Reredos; which is constructed from a the wooden framework of an early 19th century altarpiece, donated by the Anglican Diocese of Norwich, forms a visual link between the new stone altar, and the symbolic heavens of the blue sky painted ceiling.
Six gilded gothic columns rise up, enclosing stencil-patterned coloured panels. The crowns on the columns refer to the kinship of Christ who is present daily on the altar. The whole panel frames the central action of the Sacred Liturgy.
Window; portrays the Holy Spirit descending and linking the graces of the Spirit to the altar of sacrifice.
The shrine to Our Lady; The shrine to Our Lady in the little chapel at the back of the church was obtained from the Servite House in Oxford at the time of its closure.

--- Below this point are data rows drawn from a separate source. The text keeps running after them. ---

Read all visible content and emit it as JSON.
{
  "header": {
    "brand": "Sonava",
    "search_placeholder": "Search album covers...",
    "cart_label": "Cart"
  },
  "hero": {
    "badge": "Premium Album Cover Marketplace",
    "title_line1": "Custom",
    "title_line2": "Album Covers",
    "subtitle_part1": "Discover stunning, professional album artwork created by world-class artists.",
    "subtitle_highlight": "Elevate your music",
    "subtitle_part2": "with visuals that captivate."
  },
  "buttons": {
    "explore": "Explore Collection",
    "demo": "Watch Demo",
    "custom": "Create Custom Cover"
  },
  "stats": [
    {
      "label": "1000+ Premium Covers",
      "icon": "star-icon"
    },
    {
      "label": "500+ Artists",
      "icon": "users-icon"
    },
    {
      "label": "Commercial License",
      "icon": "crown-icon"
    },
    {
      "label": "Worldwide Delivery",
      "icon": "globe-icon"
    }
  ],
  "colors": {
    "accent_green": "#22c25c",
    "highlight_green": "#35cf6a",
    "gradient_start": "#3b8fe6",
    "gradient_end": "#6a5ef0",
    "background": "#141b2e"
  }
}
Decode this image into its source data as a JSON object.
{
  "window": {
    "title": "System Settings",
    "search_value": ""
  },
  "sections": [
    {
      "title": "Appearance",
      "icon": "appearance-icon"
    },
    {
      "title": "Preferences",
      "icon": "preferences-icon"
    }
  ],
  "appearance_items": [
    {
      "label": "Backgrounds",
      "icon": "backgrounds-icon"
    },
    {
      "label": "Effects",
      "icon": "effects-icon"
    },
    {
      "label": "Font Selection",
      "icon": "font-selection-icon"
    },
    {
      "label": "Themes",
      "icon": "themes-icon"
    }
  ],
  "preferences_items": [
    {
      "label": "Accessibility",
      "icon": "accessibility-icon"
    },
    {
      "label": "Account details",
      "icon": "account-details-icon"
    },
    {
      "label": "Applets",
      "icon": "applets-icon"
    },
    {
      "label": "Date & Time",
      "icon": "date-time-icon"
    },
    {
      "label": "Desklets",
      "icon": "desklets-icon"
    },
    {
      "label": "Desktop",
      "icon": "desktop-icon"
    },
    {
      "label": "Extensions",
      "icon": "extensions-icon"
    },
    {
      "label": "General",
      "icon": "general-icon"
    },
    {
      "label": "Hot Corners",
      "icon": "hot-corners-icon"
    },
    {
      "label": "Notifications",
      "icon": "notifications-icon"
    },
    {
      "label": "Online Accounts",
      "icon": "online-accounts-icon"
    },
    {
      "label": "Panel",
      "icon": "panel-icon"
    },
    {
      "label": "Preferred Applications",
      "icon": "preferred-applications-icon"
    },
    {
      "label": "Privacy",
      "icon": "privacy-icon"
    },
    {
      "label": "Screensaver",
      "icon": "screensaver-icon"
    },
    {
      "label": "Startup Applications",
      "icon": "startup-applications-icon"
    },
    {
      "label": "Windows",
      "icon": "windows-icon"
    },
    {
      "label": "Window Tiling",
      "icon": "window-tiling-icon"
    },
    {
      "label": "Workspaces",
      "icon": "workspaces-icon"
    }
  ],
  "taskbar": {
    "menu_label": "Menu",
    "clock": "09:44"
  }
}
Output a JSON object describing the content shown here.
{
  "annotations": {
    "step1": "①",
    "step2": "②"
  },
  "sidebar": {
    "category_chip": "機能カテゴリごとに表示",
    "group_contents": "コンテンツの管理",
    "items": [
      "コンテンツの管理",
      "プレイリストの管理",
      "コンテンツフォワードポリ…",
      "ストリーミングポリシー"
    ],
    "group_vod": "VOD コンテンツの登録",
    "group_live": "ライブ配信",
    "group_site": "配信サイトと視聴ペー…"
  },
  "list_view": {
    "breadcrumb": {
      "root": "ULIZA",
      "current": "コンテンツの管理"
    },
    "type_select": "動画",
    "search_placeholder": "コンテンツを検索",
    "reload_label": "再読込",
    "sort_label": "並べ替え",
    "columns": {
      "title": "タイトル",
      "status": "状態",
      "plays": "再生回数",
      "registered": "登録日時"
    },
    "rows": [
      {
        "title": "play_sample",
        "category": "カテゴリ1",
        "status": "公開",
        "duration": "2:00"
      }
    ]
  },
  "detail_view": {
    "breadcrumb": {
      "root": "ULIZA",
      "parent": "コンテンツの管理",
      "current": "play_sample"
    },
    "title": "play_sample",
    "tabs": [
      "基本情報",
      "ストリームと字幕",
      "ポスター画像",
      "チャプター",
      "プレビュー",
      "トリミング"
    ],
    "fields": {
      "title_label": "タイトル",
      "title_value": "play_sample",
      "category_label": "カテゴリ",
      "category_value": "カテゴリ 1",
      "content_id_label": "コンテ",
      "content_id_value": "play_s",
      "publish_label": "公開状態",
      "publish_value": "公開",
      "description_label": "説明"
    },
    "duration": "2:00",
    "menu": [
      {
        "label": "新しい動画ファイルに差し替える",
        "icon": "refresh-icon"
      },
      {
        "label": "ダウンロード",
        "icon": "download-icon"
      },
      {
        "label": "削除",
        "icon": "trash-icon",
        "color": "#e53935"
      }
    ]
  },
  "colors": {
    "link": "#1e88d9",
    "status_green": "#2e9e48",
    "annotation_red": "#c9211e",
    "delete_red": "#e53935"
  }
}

The porch and corridor; The stained glass in the window on the Castle Street side of the porch, shows Our Lady and the Holy Child. In the corridor looking out over the garden are a Pietà carved in wood, from the Servite House in Oxford, a blue glass roundel depicting the Annunciation and an early Victorian stained glass panel of the Crucifixion.
On the south wall of the sacristy there is a fine painting by F.R. Gadsby done on paper dating from 1922, in the manner of Burne Jones and probably intended to be a memorial to the dead of the First World War.
October '07 saw the arrival of a new addition to the church - painting of "The Crucifixion" by Edward Frampton. It is on long term loan from Professor Paul Joannides of the History of Art Department, Cambridge University. Edward Frampton (1872-1923) studied in France and Italy and was a distinguished landscape and religious painter.